▶ _Work task_
Give the data again exactly as written, skipping any pictures.

▶ _Input data_

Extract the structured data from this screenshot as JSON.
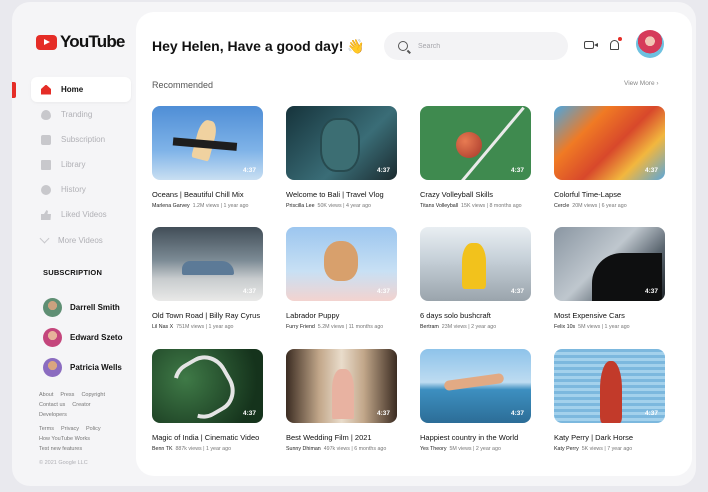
{
  "brand": {
    "name": "YouTube",
    "accent": "#e52d27"
  },
  "sidebar": {
    "nav": [
      {
        "label": "Home",
        "icon": "home-icon",
        "active": true
      },
      {
        "label": "Tranding",
        "icon": "trending-icon"
      },
      {
        "label": "Subscription",
        "icon": "subscription-icon"
      },
      {
        "label": "Library",
        "icon": "library-icon"
      },
      {
        "label": "History",
        "icon": "history-icon"
      },
      {
        "label": "Liked Videos",
        "icon": "like-icon"
      },
      {
        "label": "More Videos",
        "icon": "chevron-down-icon"
      }
    ],
    "subscription_title": "SUBSCRIPTION",
    "subscriptions": [
      {
        "name": "Darrell Smith"
      },
      {
        "name": "Edward Szeto"
      },
      {
        "name": "Patricia Wells"
      }
    ],
    "footer": {
      "row1": [
        "About",
        "Press",
        "Copyright"
      ],
      "row2": [
        "Contact us",
        "Creator"
      ],
      "row3": [
        "Developers"
      ],
      "row4": [
        "Terms",
        "Privacy",
        "Policy"
      ],
      "row5": [
        "How YouTube Works"
      ],
      "row6": [
        "Test new features"
      ],
      "copyright": "© 2021 Google LLC"
    }
  },
  "header": {
    "greeting": "Hey Helen, Have a good day! 👋",
    "search_placeholder": "Search"
  },
  "section": {
    "title": "Recommended",
    "view_more": "View More ›"
  },
  "videos": [
    {
      "title": "Oceans | Beautiful Chill Mix",
      "channel": "Marlena Garvey",
      "meta": "1.2M views | 1 year ago",
      "duration": "4:37"
    },
    {
      "title": "Welcome to Bali | Travel Vlog",
      "channel": "Priscilla Lee",
      "meta": "50K views | 4 year ago",
      "duration": "4:37"
    },
    {
      "title": "Crazy Volleyball Skills",
      "channel": "Titans Volleyball",
      "meta": "15K views | 8 months ago",
      "duration": "4:37"
    },
    {
      "title": "Colorful Time-Lapse",
      "channel": "Cercle",
      "meta": "20M views | 6 year ago",
      "duration": "4:37"
    },
    {
      "title": "Old Town Road | Billy Ray Cyrus",
      "channel": "Lil Nas X",
      "meta": "751M views | 1 year ago",
      "duration": "4:37"
    },
    {
      "title": "Labrador Puppy",
      "channel": "Furry Friend",
      "meta": "5.2M views | 11 months ago",
      "duration": "4:37"
    },
    {
      "title": "6 days solo bushcraft",
      "channel": "Bertram",
      "meta": "23M views | 2 year ago",
      "duration": "4:37"
    },
    {
      "title": "Most Expensive Cars",
      "channel": "Felix 10s",
      "meta": "5M views | 1 year ago",
      "duration": "4:37"
    },
    {
      "title": "Magic of India | Cinematic Video",
      "channel": "Benn TK",
      "meta": "887k views | 1 year ago",
      "duration": "4:37"
    },
    {
      "title": "Best Wedding Film | 2021",
      "channel": "Sunny Dhiman",
      "meta": "497k views | 6 months ago",
      "duration": "4:37"
    },
    {
      "title": "Happiest country in the World",
      "channel": "Yes Theory",
      "meta": "5M views | 2 year ago",
      "duration": "4:37"
    },
    {
      "title": "Katy Perry | Dark Horse",
      "channel": "Katy Perry",
      "meta": "5K views | 7 year ago",
      "duration": "4:37"
    }
  ]
}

▶ _Response to the exercise_
Extract the structured data from this screenshot as JSON.
{
  "brand": {
    "name": "YouTube",
    "accent": "#e52d27"
  },
  "sidebar": {
    "nav": [
      {
        "label": "Home",
        "icon": "home-icon",
        "active": true
      },
      {
        "label": "Tranding",
        "icon": "trending-icon"
      },
      {
        "label": "Subscription",
        "icon": "subscription-icon"
      },
      {
        "label": "Library",
        "icon": "library-icon"
      },
      {
        "label": "History",
        "icon": "history-icon"
      },
      {
        "label": "Liked Videos",
        "icon": "like-icon"
      },
      {
        "label": "More Videos",
        "icon": "chevron-down-icon"
      }
    ],
    "subscription_title": "SUBSCRIPTION",
    "subscriptions": [
      {
        "name": "Darrell Smith"
      },
      {
        "name": "Edward Szeto"
      },
      {
        "name": "Patricia Wells"
      }
    ],
    "footer": {
      "row1": [
        "About",
        "Press",
        "Copyright"
      ],
      "row2": [
        "Contact us",
        "Creator"
      ],
      "row3": [
        "Developers"
      ],
      "row4": [
        "Terms",
        "Privacy",
        "Policy"
      ],
      "row5": [
        "How YouTube Works"
      ],
      "row6": [
        "Test new features"
      ],
      "copyright": "© 2021 Google LLC"
    }
  },
  "header": {
    "greeting": "Hey Helen, Have a good day! 👋",
    "search_placeholder": "Search"
  },
  "section": {
    "title": "Recommended",
    "view_more": "View More ›"
  },
  "videos": [
    {
      "title": "Oceans | Beautiful Chill Mix",
      "channel": "Marlena Garvey",
      "meta": "1.2M views | 1 year ago",
      "duration": "4:37"
    },
    {
      "title": "Welcome to Bali | Travel Vlog",
      "channel": "Priscilla Lee",
      "meta": "50K views | 4 year ago",
      "duration": "4:37"
    },
    {
      "title": "Crazy Volleyball Skills",
      "channel": "Titans Volleyball",
      "meta": "15K views | 8 months ago",
      "duration": "4:37"
    },
    {
      "title": "Colorful Time-Lapse",
      "channel": "Cercle",
      "meta": "20M views | 6 year ago",
      "duration": "4:37"
    },
    {
      "title": "Old Town Road | Billy Ray Cyrus",
      "channel": "Lil Nas X",
      "meta": "751M views | 1 year ago",
      "duration": "4:37"
    },
    {
      "title": "Labrador Puppy",
      "channel": "Furry Friend",
      "meta": "5.2M views | 11 months ago",
      "duration": "4:37"
    },
    {
      "title": "6 days solo bushcraft",
      "channel": "Bertram",
      "meta": "23M views | 2 year ago",
      "duration": "4:37"
    },
    {
      "title": "Most Expensive Cars",
      "channel": "Felix 10s",
      "meta": "5M views | 1 year ago",
      "duration": "4:37"
    },
    {
      "title": "Magic of India | Cinematic Video",
      "channel": "Benn TK",
      "meta": "887k views | 1 year ago",
      "duration": "4:37"
    },
    {
      "title": "Best Wedding Film | 2021",
      "channel": "Sunny Dhiman",
      "meta": "497k views | 6 months ago",
      "duration": "4:37"
    },
    {
      "title": "Happiest country in the World",
      "channel": "Yes Theory",
      "meta": "5M views | 2 year ago",
      "duration": "4:37"
    },
    {
      "title": "Katy Perry | Dark Horse",
      "channel": "Katy Perry",
      "meta": "5K views | 7 year ago",
      "duration": "4:37"
    }
  ]
}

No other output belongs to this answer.